Last Post: April 28, 2005:
In ETSI countries there are 13 channels available for use. The approved frequency range of operation is 2412-2472 Mhz.
It seems that portions of channel 1,2,12 and 13 are outside of the range.
What does this mean?
Are APs that use 1,2,12 and 13 penalized?
It's my understanding of the Standard that ETSI specifies operation from 2.4GHz to 2.4835GHz, and that the center frequency of channel 1 is 2.412GHz and the center frequency of channel 13 is 2.472GHz. Therefore the upper and lower channels operate within the specified frequency range.
Hi Sacim of Italy:
See IEEE 802.11 section 126.96.36.199 Number of operating channels
"The channel center frequencies and CHNL_ID numbers shall be as shown in Table 64. The FCC (US), IC (Canada), and ETSI (Europe) specify operation from 2.4 GHz to 2.4835 GHz. For MKK (Japan), operation is specified as 2.471 GHz to 2.497 GHz. France allows operation from 2.4465 GHz to 2.4835 GHz, and Spain allows operation from 2.445 GHz to 2.475 GHz.
"In a multiple cell network topology, overlapping and/or adjacent cells using different channels can operate simultaneously without interference if the distance between the center frequencies is at least 30 MHz. Channel 14 shall be designated specifically for operation in Japan."
Channel one is centered on 2412 MHz. Successive channel centers are every 5 MHz. All IEEE 802.11 2.4 GHz channels are centered plainly within the regulatory ranges.

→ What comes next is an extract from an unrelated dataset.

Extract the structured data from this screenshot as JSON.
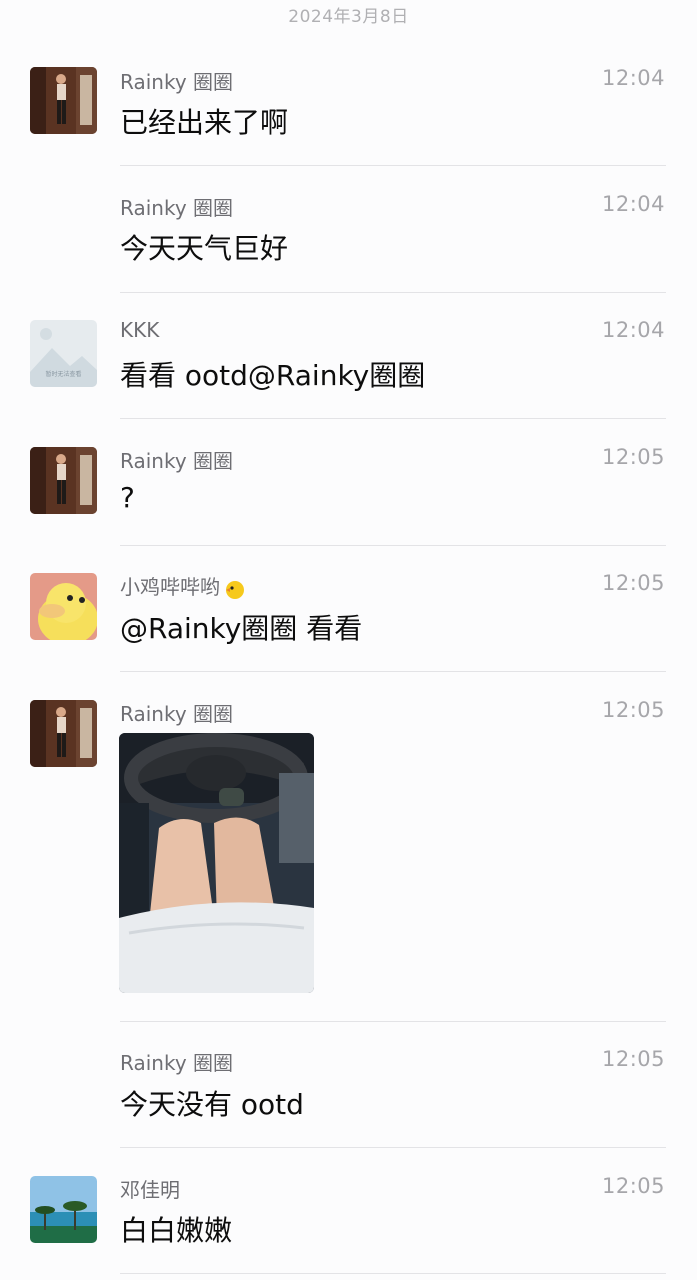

What is less plain is how the transmission spectral mask of any one channel overlaps adjacent channels. The official answer for channel separation "without interference" for the DSSS PHY is 30MHz and for the HR/DSSS and ERP PHYs is 25 MHz.
I hope this helps. Can you add your city to your forum profile? Thanks. /criss
If we have 13 full channels in ETSI countries, does that mean that we have more choice for non-overlapping channels? Instead of just 1-6-11 we can also choose 2-7-12 and 3-8-13?
Yes, or have even less overlap with 1-7-13.
I hope this helps. Thanks. /criss
very helpful, thank you.